Sunday, August 1, 2010


In today's NYTimes, via the AP, Saudi Arabia to Block BlackBerry Messaging. The UAE, however, decided first and Saudi Arabia decided to do so as well, which makes for a rather odd headline. The UAE isn't instituting the ban until October 11, and why they are taking so long isn't addressed in the article at all. (Saudi Arabia will, maybe, block messages "later this month.") I assume they could do it tomorrow if they wanted. Is it more a case of posturing, to get some local control over BlackBerry messaging?
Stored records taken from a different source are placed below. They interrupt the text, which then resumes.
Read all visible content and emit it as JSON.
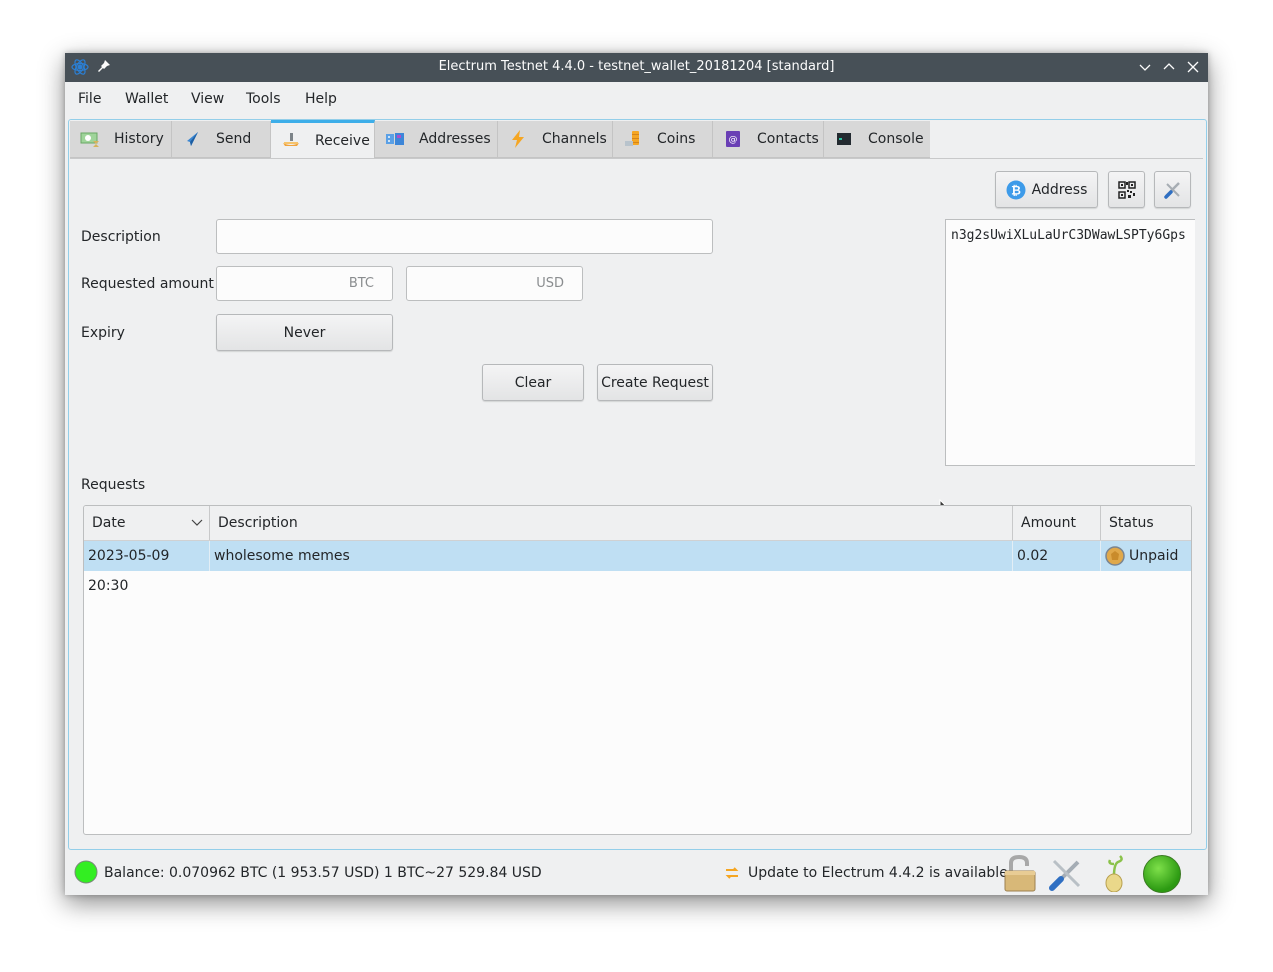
{
  "window": {
    "title": "Electrum Testnet 4.4.0 - testnet_wallet_20181204 [standard]",
    "controls": [
      "minimize",
      "maximize",
      "close"
    ]
  },
  "menu": [
    "File",
    "Wallet",
    "View",
    "Tools",
    "Help"
  ],
  "tabs": [
    {
      "label": "History",
      "icon": "history-icon",
      "active": false
    },
    {
      "label": "Send",
      "icon": "send-icon",
      "active": false
    },
    {
      "label": "Receive",
      "icon": "receive-icon",
      "active": true
    },
    {
      "label": "Addresses",
      "icon": "addresses-icon",
      "active": false
    },
    {
      "label": "Channels",
      "icon": "lightning-icon",
      "active": false
    },
    {
      "label": "Coins",
      "icon": "coins-icon",
      "active": false
    },
    {
      "label": "Contacts",
      "icon": "contacts-icon",
      "active": false
    },
    {
      "label": "Console",
      "icon": "console-icon",
      "active": false
    }
  ],
  "receive": {
    "address_button": "Address",
    "description_label": "Description",
    "description_value": "",
    "amount_label": "Requested amount",
    "amount_btc_placeholder": "BTC",
    "amount_usd_placeholder": "USD",
    "expiry_label": "Expiry",
    "expiry_value": "Never",
    "clear_button": "Clear",
    "create_button": "Create Request",
    "address_text": "n3g2sUwiXLuLaUrC3DWawLSPTy6Gps"
  },
  "requests": {
    "title": "Requests",
    "columns": [
      "Date",
      "Description",
      "Amount",
      "Status"
    ],
    "rows": [
      {
        "date": "2023-05-09 20:30",
        "description": "wholesome memes",
        "amount": "0.02",
        "status": "Unpaid"
      }
    ]
  },
  "status": {
    "balance": "Balance: 0.070962 BTC (1 953.57 USD)  1 BTC~27 529.84 USD",
    "update": "Update to Electrum 4.4.2 is available"
  },
  "colors": {
    "accent": "#3daee9",
    "selection": "#bfdff3",
    "titlebar": "#475057",
    "online": "#33cc33"
  }
}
From the article:
Regulators say the devices operate outside of laws put in place after their introduction in the country, and that the lack of compliance with local laws raises ''judicial, social and national security concerns for the UAE.''
Regulators said they have sought compromises with BlackBerry maker Research in Motion on their concerns, but failed to reach an agreement on the issue.
Sounds like strong-arming. Why is this needed, and why only with BlackBerry?
Unlike many other smart phones, BlackBerry devices use a system that updates a user's inbox by sending encrypted messages through company servers abroad, including RIM's home nation of Canada.

Users like the system because it is seen as more secure, but it also makes BlackBerry messages far harder to monitor than ones sent through domestic servers that authorities could tap into, analysts say.
Ah, the surveillance society! I would assume the US already intercepts and decrypts all the BlackBerry info. Apparently we aren't sharing enough with the UAE or Saudi Arabia.

Addition: What this strongly implies, if not outright makes clear (ok it's clear, they just don't say it) is that the UAE and Saudi Arabia are already scanning/reading/monitoring/intercepting all the traffic they want on other phone devices.

The NYT decided their own writeup would be better than the thin AP wire feed, so they have an article up.